CBS President and CEO Leslie Moonves flew the broadcast flag before jittery investors in New York last week, repeatedly asserting that the company is exceptionally well-positioned both for the uncertain economic landscape now and for the sunnier days down the road.
Moonves acknowledged that the broadcast business is in a state of serious flux as online consumption increases dramatically, adding that recent moves in the interactive space, such as the company's acquisition of CNET, put CBS in a strong position.
Coupling a growing Web business—Moonves forecast $650 million in interactive revenue this year—with traditional television had the CBS boss bullish on the business.
Moonves spoke at the Goldman Sachs Communacopia XVII Conference on Sept. 17. In between presentations, shell-shocked bankers traded theories on the demise of Lehman Bros. and bailout of AIG. Moonves referenced the crises right off the bat: "It's an interesting week to be here," he told his interviewer, Mark Wienkes. "Can I ask you questions?"

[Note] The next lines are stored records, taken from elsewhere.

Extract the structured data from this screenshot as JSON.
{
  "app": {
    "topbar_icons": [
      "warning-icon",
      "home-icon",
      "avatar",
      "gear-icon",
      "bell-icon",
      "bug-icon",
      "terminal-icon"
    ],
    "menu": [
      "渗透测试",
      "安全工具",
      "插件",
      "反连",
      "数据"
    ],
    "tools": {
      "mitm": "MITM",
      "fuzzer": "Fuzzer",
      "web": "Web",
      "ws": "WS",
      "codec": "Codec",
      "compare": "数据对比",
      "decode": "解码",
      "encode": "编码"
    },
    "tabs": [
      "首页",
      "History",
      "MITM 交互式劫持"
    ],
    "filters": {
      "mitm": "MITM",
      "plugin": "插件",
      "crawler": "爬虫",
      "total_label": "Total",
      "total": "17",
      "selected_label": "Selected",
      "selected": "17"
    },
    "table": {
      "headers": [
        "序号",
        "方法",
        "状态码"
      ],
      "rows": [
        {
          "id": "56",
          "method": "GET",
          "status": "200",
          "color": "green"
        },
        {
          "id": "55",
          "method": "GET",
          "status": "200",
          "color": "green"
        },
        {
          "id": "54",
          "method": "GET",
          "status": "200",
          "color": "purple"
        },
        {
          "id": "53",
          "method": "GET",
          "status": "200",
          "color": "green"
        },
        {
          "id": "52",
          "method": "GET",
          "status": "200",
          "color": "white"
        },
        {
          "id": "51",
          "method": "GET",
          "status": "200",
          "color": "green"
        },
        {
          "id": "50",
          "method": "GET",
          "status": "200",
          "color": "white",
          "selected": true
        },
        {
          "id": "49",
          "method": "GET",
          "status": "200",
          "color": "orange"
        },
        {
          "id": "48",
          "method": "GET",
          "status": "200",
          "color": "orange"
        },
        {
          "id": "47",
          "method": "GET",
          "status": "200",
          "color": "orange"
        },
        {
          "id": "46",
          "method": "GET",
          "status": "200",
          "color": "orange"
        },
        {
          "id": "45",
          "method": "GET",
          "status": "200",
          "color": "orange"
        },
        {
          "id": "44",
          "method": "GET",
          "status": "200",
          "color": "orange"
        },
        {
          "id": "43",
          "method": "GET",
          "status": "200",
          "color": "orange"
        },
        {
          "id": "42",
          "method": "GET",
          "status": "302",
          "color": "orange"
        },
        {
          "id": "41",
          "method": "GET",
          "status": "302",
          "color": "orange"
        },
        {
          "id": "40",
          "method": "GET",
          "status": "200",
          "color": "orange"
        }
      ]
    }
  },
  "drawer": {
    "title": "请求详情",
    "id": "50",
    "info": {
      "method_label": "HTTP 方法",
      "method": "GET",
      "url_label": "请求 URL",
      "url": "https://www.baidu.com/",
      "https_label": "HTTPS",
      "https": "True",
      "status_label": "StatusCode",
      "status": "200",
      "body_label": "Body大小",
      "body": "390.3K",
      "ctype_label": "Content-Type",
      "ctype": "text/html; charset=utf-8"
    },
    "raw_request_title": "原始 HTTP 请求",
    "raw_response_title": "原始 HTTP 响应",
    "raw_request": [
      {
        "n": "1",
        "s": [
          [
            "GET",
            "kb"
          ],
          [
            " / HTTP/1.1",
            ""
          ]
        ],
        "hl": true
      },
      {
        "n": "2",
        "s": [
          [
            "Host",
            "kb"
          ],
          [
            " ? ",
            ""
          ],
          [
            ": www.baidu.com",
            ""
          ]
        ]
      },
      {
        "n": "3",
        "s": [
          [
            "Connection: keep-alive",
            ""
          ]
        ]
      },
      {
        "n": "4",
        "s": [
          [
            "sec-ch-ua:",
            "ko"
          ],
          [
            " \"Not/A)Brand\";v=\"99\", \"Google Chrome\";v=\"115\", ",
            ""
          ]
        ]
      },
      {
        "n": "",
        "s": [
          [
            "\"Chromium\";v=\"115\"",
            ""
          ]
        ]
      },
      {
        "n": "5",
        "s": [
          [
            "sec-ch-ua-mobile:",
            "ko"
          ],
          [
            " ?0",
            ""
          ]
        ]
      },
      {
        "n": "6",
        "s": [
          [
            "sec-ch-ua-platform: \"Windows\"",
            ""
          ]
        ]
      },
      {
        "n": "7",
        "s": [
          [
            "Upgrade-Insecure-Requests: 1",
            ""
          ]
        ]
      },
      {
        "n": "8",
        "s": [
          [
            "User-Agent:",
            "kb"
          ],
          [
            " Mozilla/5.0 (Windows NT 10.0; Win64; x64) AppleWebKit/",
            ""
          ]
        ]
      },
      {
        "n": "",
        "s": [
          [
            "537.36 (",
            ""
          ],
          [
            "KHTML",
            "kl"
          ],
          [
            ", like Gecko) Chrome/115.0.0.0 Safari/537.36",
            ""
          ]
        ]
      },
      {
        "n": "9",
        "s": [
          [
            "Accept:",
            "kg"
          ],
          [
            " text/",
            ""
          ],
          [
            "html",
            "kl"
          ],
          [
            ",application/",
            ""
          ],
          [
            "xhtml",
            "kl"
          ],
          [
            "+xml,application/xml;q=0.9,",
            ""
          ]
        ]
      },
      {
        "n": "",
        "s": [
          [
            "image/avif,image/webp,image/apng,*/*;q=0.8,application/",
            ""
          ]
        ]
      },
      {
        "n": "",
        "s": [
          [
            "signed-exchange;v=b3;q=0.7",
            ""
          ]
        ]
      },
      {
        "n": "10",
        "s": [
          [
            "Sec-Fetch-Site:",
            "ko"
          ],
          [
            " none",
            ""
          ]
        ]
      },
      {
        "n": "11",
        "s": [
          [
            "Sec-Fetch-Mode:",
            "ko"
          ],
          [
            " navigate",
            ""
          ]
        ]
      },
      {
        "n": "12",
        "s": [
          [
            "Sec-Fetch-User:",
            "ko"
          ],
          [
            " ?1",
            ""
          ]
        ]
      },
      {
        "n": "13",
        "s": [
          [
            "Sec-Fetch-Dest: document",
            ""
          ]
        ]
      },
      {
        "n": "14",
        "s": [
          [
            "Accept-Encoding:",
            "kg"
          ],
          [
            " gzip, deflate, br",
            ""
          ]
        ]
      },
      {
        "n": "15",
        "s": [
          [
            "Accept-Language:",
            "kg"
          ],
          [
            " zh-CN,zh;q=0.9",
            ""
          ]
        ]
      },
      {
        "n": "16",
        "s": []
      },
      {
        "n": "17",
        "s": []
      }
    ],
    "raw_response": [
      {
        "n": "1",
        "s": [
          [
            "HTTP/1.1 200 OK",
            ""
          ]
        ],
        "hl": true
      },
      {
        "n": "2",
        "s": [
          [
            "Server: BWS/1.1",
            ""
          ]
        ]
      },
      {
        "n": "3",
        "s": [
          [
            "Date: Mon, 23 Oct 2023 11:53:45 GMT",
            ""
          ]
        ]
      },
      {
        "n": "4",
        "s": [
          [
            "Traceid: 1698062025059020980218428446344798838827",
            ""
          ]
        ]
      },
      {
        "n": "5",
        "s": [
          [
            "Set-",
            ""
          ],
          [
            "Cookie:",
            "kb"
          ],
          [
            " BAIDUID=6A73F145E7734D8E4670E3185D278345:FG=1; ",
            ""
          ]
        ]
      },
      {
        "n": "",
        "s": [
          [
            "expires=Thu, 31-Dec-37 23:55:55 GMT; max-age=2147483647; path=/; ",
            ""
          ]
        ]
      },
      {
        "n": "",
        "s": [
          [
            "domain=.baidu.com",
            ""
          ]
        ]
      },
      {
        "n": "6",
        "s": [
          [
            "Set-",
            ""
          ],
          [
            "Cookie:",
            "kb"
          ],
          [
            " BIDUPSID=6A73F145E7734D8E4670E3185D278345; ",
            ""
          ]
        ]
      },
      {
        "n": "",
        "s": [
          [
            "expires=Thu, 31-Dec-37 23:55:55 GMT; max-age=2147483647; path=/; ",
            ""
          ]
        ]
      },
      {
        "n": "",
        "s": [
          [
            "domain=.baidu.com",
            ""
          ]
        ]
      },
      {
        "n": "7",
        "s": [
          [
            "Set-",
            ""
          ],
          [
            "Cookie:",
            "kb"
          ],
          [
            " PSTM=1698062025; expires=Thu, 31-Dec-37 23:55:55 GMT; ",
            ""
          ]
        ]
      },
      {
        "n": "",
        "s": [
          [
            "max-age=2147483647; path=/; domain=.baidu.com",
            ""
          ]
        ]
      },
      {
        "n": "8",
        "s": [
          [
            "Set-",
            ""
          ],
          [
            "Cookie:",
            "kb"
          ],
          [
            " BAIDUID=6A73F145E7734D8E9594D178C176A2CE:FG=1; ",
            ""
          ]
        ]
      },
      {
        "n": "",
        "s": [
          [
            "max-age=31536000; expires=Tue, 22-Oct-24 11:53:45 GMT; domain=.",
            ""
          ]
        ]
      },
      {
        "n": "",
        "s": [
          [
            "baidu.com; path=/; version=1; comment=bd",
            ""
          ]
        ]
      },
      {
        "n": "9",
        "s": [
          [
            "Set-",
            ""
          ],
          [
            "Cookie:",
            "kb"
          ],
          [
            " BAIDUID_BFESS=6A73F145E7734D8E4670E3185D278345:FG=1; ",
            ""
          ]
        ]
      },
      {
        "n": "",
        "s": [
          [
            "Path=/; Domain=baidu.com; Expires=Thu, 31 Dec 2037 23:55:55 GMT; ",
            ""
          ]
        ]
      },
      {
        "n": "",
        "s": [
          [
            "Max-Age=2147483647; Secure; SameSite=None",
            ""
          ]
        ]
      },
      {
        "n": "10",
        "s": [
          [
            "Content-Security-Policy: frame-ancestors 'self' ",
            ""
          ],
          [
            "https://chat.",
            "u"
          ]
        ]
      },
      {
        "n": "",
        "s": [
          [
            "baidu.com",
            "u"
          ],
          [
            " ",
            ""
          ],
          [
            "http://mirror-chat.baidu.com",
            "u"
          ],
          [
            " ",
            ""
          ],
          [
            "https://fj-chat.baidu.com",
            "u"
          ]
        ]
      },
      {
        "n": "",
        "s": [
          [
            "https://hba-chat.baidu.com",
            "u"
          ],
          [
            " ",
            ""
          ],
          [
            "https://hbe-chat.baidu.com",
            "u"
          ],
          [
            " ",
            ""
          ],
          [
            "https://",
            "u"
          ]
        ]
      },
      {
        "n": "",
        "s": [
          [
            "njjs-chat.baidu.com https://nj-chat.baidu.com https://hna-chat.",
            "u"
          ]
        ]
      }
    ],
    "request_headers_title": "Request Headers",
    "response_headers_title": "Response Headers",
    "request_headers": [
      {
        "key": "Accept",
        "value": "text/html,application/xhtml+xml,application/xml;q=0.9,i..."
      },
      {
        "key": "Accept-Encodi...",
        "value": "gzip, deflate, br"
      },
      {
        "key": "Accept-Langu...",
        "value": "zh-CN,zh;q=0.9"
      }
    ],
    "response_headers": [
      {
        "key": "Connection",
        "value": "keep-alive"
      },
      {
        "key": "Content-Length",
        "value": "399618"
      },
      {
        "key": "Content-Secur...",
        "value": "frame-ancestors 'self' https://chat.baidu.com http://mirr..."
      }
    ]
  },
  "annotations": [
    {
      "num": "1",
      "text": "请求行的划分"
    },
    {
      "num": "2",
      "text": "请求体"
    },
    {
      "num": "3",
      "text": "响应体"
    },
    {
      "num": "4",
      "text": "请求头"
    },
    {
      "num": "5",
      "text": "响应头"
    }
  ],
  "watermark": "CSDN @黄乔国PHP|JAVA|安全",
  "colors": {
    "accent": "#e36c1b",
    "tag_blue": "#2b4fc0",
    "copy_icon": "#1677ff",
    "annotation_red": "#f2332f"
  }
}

Moonves said political spending was heating up at the CBS-owned stations and stressed that it's historically a fourth-quarter event, not a third-quarter one. He predicted a $150 million political windfall at the stations, particularly those in Pennsylvania, Florida and California.